Correlation is not causation, is something that you'll hear often in statistics. Similarly, I think Agile deserves one, Iterative is not Incremental.

Before we get into the waterfall vs. agile flame war, let's define what we mean by waterfall. Loosely, it is said that waterfall is akin to long-term planning while agile is responding to changes as they happen. But that's an overly simplistic definition of each.

Any endeavour will have a long-term vision and a set of short-term projects to support that vision. If you want to be a better engineer five years from today, you have different options; be it mastering algorithms, or learning TLA+ to improve your chops for distributed systems, or designing the next Rust.

Thus, long-term and short-term thinking in themselves are not the differentiating characteristics between waterfall and agile.

Planning happens at many levels. Just like a current flows through resistance, "heading" for a destination in the face of random obstructions, so does the execution of our plans. For example, the exact actions that'd contribute to your 5-year goal of becoming a better engineer could keep changing. It could be learning Rust today, prompt engineering tomorrow, and systems engineering the day after. Although your goal is still the same, your immediate actions depend on the immediate circumstances.

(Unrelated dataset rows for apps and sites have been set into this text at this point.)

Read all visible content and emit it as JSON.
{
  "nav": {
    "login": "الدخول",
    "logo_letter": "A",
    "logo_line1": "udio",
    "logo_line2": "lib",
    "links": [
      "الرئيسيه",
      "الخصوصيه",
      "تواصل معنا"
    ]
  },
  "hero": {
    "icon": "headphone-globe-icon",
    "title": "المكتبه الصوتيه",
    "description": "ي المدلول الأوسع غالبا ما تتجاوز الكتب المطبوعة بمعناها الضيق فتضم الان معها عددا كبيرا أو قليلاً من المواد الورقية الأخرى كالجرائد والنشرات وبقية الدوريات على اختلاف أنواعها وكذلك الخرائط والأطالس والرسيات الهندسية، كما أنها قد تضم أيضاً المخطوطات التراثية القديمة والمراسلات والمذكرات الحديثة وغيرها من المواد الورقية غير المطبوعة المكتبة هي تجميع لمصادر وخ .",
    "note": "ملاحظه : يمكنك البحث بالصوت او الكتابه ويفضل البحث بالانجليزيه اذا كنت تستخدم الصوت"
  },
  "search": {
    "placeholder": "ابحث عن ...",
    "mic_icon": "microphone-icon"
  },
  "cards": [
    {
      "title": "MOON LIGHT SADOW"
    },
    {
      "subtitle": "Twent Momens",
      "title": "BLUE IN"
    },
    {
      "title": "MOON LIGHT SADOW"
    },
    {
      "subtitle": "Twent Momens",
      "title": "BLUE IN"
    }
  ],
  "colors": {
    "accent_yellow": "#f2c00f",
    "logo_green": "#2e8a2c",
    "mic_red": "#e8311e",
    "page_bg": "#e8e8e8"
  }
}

Navigating a goal is much like navigating traffic. You may go straight, take detours, or even go against the direction of a goal temporarily because the "road" was closed. But your destination is still the same. It's as if the goal was an abstract class and your immediate actions the most viable implementations.

So it's not long-term vs. short-term when we talk about waterfall and agile. It is the rigidity of the details. Earlier waterfall models insisted on having all the details, even the tiniest one, up-front. Which is akin to you deciding which specific courses you'll do for the next 5 years. But maybe by year 2, there is a better course for learning Rust, or the one you had in mind got outdated.

Or maybe your goal isn't "learning Rust." It's learning something cutting-edge. It happens to be Rust (and many other things) today. Tomorrow, when you actually sit down to do something new, it very well could be something else.

Thus, agile's response to changes has to do with the details, not the goal itself. Waterfall would be like a predefined plan, whereas Agile would be a policy that's applied to a changing landscape like a reinforcement-learning agent.

However, there is a way to take even agile too far. One can much as easily assume that having any kind of long-term goal is NOT agile because it locks you in. And we should be willing to change long-term goals too. True, that can sometimes happen. But you wouldn't want to work at a startup that was creating a database in the morning, a game in the afternoon, and finally pivoted to being a todo-list app in the evening.

Agile doesn't mean you shouldn't have long-term goals. But what it means is in the face of a policy biased toward some long-term goal, you should act intelligently on the actual circumstances rather than what you wished the circumstances were.

Waterfall tries to build a plan that can be greedily followed. Agile keeps the option open for maximising long-term outcomes, even if you make u-turns in the short term. And that's where the distinguishing characteristics of Iterative not being Incremental comes in.

Incremental is a greedy strategy. You had 5 lines of code yesterday, today you'll have 3 more, and tomorrow you'll have 4 more. They all add up to 14 lines of code.

Iterative looks a bit different. You have 5 lines of code today, which exposed some problems with the original design. Tomorrow, you have a different 4 lines of code as you threw out the 5 you had written previously. And so on. In the end, you end up with 3 lines of code that solved your problem, but only after you threw away 34 that didn't.

If we don't throw things away, then we'd be resistant to doing experiments to learn new things. And the iterative strategy often has us take detours, u-turns, for the long-term good, whereas incremental insists on short-term gains. If you have a feeling you're not making a lot of progress, you may benefit from viewing it from an iterative lens rather than an incremental lens.